Opinion Article by Taylor Easley (she/her), Minority Graduate Fellow in Public Health
We all know people or are the person that has been in a mental or behavioral health crisis. People will have good days and bad days, and for those bad days, many people, myself included, have a therapist that we can talk with once a week or every other week. But what would you do if you or someone you loved was at a very low point and was in a crisis right now or did not have anyone to talk to? Not all therapists are on call 24/7, and sometimes they might have to change appointments. Many therapists on their voicemail say that if you are in an emergency, call 911. What if your emergency is mental or behavioral? Do you want police officers coming to your door? In the last few years, we have seen what happens in the United States when a person has a mental or behavioral health crisis, and police officers are called out to help; it could make the crisis worse.

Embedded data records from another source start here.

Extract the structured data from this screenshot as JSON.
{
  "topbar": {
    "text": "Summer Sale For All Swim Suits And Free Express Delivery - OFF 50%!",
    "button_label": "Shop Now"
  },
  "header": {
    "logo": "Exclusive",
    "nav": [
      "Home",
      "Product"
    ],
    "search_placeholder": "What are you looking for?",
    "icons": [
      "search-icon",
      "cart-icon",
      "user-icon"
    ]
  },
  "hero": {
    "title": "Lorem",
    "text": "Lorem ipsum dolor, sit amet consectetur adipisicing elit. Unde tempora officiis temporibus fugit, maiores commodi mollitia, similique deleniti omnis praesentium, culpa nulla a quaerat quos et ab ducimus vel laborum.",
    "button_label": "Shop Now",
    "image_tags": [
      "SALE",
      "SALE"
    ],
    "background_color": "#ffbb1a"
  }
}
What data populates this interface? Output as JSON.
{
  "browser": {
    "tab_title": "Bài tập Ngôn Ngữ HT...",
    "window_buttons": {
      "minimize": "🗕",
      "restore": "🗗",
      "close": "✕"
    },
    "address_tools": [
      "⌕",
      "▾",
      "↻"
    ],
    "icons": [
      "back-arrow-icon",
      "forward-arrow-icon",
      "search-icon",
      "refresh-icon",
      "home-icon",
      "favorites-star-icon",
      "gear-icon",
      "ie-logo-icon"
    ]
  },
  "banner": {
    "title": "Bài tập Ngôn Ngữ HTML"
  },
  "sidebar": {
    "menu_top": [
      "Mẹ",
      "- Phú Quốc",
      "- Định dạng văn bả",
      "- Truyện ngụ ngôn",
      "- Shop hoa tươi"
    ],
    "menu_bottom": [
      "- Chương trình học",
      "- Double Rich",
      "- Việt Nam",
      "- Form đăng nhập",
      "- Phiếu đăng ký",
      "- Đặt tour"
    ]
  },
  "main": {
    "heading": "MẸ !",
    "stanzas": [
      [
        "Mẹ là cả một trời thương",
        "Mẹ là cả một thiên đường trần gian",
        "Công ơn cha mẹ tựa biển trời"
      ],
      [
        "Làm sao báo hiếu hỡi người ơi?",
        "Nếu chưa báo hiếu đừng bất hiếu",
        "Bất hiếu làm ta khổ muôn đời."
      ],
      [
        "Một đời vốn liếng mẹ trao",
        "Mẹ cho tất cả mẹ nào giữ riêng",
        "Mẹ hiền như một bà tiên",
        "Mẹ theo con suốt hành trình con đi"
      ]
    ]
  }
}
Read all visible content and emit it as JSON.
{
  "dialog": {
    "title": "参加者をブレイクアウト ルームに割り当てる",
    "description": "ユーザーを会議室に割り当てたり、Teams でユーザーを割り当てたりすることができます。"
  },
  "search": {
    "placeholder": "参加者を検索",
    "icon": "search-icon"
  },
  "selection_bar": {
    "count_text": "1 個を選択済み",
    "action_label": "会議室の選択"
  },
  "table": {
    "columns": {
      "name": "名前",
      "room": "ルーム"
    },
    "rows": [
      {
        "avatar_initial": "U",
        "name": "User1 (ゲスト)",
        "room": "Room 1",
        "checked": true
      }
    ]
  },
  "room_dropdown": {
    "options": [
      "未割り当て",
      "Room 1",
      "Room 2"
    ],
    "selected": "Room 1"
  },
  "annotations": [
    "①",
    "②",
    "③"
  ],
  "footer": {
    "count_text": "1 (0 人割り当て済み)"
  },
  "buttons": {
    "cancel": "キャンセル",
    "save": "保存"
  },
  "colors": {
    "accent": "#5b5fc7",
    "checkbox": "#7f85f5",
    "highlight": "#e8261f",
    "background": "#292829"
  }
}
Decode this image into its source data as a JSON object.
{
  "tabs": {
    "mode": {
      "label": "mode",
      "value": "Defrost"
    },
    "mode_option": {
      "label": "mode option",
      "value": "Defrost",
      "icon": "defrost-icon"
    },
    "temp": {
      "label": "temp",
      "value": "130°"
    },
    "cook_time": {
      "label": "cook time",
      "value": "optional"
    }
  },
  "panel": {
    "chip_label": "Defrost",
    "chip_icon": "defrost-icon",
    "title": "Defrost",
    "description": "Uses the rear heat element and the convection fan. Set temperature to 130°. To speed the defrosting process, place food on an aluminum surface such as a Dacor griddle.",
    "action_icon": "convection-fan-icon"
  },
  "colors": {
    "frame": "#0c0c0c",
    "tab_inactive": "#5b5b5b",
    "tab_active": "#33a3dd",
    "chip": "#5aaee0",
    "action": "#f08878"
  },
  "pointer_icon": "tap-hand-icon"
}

A friend told me there were many times when they were in crisis. One night my friend had a bad day and an even worse night. Before they did anything, they called the 1-800 number for the National Suicide Hotline. My friend said that after talking to the person at the hotline within minutes, they were not in crisis anymore. Although calling the National Suicide Hotline did not stop all the feelings and emotions, talking to that person helped my friend know that although they were currently in a crisis, it will not always be like this. Sometimes talking to someone that is a person that you do not know can make a big difference. Also, the person you are talking to is a trained mental health professional or a trained volunteer.
Since 2005 there has been a National Suicide Prevention Lifeline (1-800-273-8255); Congress passed the 988 National Suicide Hotline Designation Act in 2020. In 2022, the 1-800 number became a three-digit number, the 988 Suicide & Crisis Lifeline. The 1-800 number is still available; these calls are rerouted to 988. The 988 Suicide & Crisis Lifeline is a 24/7 number that can support a person at any time and is a lifeline for people. It does surprise me that the National Suicide Prevention Lifeline has only been around for 18 years.
People will post and re-post on social media about the National Suicide Prevention Lifeline, but how many people use the lifeline? Or, people say I want to listen to your story rather than be at your funeral, but sometimes talking to the people who know you the best does not help; it could make it worse. In 2020 alone, every 11 minutes, someone died by suicide. Suicide is the leading cause of death for people ages 10-34. This hotline is needed more now than before. Dialing 988 instead of 911 would put a person in direct contact with someone that can help you when you are in a mental health crisis.
Now 988 can be used by people who are deaf or hard of hearing. There is more access to 988 for people. There is a text/chat, traditional relay service, and video relay service. For video relay service, it can be traditional relay or video. Veterans had their own number, which was the Nation-Wide Veterans Crisis Life Number, and now veterans can use the 988. Veterans will dial 988 and press 1, and they will get connected with the Veterans Crisis Line. Or, a veteran can text 838255.
988 Suicide & Crisis Lifeline is for any mental health crisis, and you can call this number anytime, any day. 988 has helped and will help many people. If you call 988, you will be connected with someone with your phone number area code, not your location. To learn more about 988, you can visit the links below.